HE News Briefs 13.8.12
By Abby Chau
- BRAZIL: Affirmative action policies approved
- CHILE: Violent student protests demand changes
- USA: Community colleges piloting new employment software
- IVORY COAST: Fee hikes coinciding with opening of universities
- UK: English student applications see a 10% drop
The Brazilian government is on course to approve affirmative action policies with 50% of places reserved for students of indigenous, black, or mixed race descent. The reserved places will be distributed by the racial profile of the region. It has been well documented that, apart from Nigeria, Brazil has a larger population of people with African ancestry than anywhere else. The bill aims to tackle issues of social inequality and mobility.
Violence erupted when thousands of students hit the streets in Chile recently to demonstrate for restructuring higher education. Protests have been going on for a year and some demonstrations like this one, have turned violent with 75 people arrested and the injuries obtained by the police force. Protestors say that a major revamp of the higher education system is needed in order to put things right including fixing poor performing public schools, instilling private school regulations, and offering more affordable loans. The Chilean president has responded to say that a major revamp won’t happen but the government will be offering more scholarship, worth $1 billion and reducing student loan interest rates.
Community Colleges in the US are piloting a new data scraping software which helps career counsellors get real-time data regarding employment trends and patterns. The project Jobs for the Future, is looking at using innovative methods of gathering crucial data to help students find jobs. Traditionally, data utilised to build an employment profile was based on government statistics which can be out of date. The project is still in early stages but it adds to dialogue surrounding student employability.
Côte d’Ivoire’s key universities will reopen in September after months of closure due to repairs and governmental restructuring of the higher education system. Coinciding with the opening is a large fee hike, from CFA6,000 to CFA100,000 for undergraduates, and from CFA100,000 to CFA200,000 for postgraduates. The government says that fees will help pay for infrastructure and the last time fees were raised was in 1980. However many critics are decrying not only the fee increase, but also the decision to close the universities. René Hokou Légré, president of a human rights organisation, says that decision made has been detrimental to education, unemployment, and living standards.

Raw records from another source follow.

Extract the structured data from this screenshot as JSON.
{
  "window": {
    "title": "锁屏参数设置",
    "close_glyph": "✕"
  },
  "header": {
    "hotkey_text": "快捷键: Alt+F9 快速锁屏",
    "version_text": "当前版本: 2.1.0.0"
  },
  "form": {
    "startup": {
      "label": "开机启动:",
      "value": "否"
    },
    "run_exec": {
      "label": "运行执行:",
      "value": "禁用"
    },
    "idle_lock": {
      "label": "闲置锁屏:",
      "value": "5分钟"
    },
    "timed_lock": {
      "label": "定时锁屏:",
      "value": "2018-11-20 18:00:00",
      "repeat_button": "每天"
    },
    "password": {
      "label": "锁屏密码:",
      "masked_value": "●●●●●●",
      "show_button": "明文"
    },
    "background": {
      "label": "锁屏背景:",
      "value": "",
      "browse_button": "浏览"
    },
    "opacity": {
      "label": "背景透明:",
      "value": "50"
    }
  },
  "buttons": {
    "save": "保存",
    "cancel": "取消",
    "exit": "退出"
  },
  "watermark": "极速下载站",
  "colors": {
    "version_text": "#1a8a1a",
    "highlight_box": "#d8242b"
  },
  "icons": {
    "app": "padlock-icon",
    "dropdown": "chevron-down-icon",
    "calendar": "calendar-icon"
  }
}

In the UK, the Independent Commission on Fees says that the hike in fees have affected the number of English student applications, which has dropped by 10% since last year. The drop in Scotland and Wales during the same period is 2.9% and 2.1% respectively. Applications from Northern Ireland fell by 4.5%. With the study accounting for a fall in demographics this year, the report suggests that there are approximately 15,000 ‘missing’ applications from young people.